Nigeria Muslims: Crackdown smells of Wahhabism
Shia Muslims in Nigeria say the government’s bloody crackdown on the religious minority is influenced by Wahhabism, a radical ideology dominating Saudi Arabia.
Abdul Giwa, a spokesman for the Islamic Movement of Nigeria (IMN), said he believes authorities have launched a campaign of blood and destruction against Shias under the influence of the Wahhabi ideology.
“We feel repressed,” said the IMN spokesman. “We have the freedom of religion. What the government should do is tolerate and understand us,” he told Reuters on Friday.
The IMN stands accused of holding “unlawful processions” and “obstruction of public highways” since last December when the army launched a crackdown against the group.
Last month, at least 11 people were killed and several others injured when Nigerian forces opened fire at Shia mourners commemorating Ashura, the martyrdom anniversary of Imam Hussein (PBUH), the third Shia Imam.
Many IMN members say the police and army were behind the bloodshed that marred the Ashura processions. “The police escorted the thugs,” said Giwa, adding he believed authorities were being influenced by Wahhabism.
“We feel they are the ones who might have influenced the government into this action,” he said.
Musa Abubakar, a driver who witnessed the clashes in Kaduna’s Tudunwada district, recalled thugs attacking the mourners.
“Young men armed with machetes came looking for IMN people that day, burning houses and chasing away those who hadn’t already run away. They came to kill,” he said.
“Those they caught were badly beaten,” he said, adding that dozens of men chased away outnumbered police officers.
Tensions have been running high since the army killed 347 IMN members in the city of Zaria. They were buried in mass graves after clashes in December 2015, according to a judicial inquiry.
Since then Shia leader Sheikh Ibrahim Zakzaky has been imprisoned at an unknown location without being charged. His followers have daubed “Free Zakzaky” on walls in Kaduna.

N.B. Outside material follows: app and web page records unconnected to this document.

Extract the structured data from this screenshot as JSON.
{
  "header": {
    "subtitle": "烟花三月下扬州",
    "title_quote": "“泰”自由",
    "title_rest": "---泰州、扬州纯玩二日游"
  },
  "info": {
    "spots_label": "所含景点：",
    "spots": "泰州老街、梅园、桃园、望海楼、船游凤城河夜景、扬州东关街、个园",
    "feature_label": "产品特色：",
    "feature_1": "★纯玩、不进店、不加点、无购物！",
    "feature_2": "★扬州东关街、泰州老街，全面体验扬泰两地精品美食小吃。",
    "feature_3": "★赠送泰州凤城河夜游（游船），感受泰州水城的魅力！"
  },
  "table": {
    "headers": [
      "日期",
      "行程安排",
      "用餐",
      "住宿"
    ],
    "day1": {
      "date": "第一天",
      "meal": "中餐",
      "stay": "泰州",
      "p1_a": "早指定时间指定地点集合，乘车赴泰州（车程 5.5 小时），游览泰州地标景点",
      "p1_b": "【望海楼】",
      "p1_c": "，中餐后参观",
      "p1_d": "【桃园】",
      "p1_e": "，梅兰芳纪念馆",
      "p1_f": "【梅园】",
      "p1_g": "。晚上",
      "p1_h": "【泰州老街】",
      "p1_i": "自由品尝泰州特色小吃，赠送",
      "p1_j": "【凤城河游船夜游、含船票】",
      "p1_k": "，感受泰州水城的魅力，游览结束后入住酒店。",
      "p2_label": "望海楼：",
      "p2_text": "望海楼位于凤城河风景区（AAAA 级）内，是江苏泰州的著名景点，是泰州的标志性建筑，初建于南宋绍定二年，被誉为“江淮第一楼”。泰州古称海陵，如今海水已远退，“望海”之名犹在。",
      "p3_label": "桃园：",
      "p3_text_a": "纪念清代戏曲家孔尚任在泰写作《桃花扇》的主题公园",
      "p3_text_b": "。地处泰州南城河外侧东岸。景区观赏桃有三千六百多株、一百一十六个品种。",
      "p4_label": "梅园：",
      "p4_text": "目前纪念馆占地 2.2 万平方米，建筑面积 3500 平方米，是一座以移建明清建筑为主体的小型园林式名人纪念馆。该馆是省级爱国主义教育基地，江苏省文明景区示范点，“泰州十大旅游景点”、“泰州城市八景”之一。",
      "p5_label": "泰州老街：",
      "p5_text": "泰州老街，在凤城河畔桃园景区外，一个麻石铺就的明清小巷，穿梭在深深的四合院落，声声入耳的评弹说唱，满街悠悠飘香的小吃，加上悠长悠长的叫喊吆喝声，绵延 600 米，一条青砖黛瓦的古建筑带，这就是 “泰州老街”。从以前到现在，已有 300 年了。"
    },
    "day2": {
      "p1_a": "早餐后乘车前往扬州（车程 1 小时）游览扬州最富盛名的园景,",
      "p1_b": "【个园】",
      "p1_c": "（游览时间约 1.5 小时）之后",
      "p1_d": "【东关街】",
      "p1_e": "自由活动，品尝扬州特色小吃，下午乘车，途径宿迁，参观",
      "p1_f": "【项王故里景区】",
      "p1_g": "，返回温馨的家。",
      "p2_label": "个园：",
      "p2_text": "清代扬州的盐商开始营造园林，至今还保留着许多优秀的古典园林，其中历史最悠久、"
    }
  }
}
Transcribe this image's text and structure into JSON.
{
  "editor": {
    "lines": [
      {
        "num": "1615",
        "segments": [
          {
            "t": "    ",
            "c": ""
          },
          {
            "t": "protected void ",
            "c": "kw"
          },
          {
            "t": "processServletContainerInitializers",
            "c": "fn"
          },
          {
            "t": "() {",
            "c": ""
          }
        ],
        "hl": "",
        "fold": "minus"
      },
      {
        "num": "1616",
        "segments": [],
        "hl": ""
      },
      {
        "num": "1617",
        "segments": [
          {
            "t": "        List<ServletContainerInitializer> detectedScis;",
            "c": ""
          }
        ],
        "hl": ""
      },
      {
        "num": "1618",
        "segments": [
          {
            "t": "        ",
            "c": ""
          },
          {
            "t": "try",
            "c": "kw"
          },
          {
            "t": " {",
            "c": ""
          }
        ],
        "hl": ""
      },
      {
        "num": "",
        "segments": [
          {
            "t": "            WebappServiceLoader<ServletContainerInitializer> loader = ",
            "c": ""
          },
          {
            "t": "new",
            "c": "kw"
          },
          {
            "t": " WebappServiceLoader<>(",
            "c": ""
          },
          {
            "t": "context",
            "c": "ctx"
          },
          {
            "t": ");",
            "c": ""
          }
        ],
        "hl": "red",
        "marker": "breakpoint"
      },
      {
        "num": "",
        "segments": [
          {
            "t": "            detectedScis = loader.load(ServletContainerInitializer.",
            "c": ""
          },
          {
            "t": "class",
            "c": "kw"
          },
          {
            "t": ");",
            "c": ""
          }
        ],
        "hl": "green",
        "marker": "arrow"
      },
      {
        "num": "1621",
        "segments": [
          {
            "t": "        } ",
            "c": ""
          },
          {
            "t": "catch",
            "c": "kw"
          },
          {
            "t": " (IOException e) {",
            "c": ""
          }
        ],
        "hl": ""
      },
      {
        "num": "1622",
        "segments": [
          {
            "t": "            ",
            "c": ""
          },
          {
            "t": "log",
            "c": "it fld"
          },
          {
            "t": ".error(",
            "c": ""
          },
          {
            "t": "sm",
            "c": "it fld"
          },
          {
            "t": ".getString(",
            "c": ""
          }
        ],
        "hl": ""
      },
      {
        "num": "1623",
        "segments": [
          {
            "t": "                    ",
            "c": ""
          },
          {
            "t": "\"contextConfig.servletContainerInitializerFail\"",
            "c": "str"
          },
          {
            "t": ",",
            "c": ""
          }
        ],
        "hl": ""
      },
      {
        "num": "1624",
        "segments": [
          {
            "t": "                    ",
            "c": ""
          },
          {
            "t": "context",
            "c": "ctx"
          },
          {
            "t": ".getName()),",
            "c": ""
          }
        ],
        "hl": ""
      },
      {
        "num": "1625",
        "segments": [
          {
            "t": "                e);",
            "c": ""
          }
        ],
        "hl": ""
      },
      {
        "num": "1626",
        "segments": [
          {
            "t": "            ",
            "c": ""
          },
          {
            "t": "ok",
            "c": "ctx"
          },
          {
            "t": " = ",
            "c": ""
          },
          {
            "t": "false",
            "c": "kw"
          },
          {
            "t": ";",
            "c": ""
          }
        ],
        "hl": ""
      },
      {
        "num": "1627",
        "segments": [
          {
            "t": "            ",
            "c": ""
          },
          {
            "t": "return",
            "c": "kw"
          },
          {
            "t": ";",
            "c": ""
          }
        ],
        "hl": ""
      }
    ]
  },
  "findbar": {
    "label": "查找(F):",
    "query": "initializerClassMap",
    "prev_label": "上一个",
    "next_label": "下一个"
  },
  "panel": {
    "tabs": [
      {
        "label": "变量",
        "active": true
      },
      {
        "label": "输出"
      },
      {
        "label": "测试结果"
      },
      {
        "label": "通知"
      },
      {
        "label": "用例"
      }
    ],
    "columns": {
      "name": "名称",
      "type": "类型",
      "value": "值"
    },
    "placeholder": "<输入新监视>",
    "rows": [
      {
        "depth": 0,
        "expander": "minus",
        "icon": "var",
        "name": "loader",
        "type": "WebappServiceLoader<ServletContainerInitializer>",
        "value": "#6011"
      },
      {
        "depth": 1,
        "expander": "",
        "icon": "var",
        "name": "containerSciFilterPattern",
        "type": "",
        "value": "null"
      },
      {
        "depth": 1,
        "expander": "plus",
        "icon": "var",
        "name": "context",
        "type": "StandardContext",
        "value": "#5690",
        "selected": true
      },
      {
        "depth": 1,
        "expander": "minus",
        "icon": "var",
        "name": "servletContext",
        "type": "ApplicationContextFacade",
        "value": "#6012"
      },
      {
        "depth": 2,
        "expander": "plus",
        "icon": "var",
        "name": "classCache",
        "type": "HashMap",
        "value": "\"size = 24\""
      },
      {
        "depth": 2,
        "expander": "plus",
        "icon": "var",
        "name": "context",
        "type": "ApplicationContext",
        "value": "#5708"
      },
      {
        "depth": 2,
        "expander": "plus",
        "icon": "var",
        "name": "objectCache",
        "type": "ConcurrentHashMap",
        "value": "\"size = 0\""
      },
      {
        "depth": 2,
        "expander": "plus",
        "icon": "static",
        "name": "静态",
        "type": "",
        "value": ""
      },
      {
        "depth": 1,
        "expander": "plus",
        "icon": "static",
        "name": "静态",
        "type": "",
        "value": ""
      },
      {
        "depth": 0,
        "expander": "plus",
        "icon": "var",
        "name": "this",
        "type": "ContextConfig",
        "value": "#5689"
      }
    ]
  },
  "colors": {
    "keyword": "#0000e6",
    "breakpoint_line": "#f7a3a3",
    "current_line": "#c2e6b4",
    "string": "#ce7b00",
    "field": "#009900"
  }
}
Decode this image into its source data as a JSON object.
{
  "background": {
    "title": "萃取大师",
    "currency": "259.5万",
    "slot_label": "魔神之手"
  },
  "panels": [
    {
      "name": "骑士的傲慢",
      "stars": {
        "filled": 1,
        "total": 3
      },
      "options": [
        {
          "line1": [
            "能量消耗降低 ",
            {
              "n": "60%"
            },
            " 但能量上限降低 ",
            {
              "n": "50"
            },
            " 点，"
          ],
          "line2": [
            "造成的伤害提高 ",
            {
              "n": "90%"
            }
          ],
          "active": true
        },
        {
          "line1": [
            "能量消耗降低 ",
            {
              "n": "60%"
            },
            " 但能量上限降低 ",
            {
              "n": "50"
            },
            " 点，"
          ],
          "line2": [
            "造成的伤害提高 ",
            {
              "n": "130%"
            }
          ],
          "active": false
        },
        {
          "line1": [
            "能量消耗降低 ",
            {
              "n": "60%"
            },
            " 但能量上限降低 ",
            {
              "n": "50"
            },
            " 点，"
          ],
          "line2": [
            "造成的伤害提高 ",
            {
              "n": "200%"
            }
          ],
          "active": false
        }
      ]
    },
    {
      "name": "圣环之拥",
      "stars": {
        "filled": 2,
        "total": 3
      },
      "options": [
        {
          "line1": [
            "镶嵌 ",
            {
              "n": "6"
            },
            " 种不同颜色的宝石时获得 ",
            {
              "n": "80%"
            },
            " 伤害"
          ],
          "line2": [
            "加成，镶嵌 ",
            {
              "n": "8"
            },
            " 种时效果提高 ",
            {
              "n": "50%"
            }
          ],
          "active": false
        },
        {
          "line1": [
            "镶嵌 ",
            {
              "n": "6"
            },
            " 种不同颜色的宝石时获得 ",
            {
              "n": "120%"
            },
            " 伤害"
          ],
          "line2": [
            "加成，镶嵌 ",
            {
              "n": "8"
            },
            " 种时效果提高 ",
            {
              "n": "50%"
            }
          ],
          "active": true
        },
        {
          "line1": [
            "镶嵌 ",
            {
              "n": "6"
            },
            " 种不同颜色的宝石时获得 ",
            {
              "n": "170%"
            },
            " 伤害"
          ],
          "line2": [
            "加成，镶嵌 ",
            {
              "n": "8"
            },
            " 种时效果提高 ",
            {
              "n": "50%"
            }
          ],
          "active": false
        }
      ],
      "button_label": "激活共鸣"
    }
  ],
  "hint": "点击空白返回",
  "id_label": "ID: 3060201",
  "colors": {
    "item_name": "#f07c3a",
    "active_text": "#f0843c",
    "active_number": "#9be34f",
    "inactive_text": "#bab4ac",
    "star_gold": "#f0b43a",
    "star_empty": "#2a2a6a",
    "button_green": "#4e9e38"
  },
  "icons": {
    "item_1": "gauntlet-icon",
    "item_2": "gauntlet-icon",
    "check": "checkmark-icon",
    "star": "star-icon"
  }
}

Blackened walls and piles of rubble are all that is left of Zakzaky’s house after it was burned down by machete-wielding thugs.
The crisis began after Nigerian forces attacked Shias during a ceremony at a religious center in the northern city of Zaria.
The military claims that the mourners had blocked an army convoy passing through and were attempting to assassinate the army chief of staff who was in the convoy.
London-based rights group Amnesty International published a report in April on the raids, documenting evidence showing Nigerian military forces’ burning people alive, razing buildings and secretly dumping victims’ bodies in mass graves.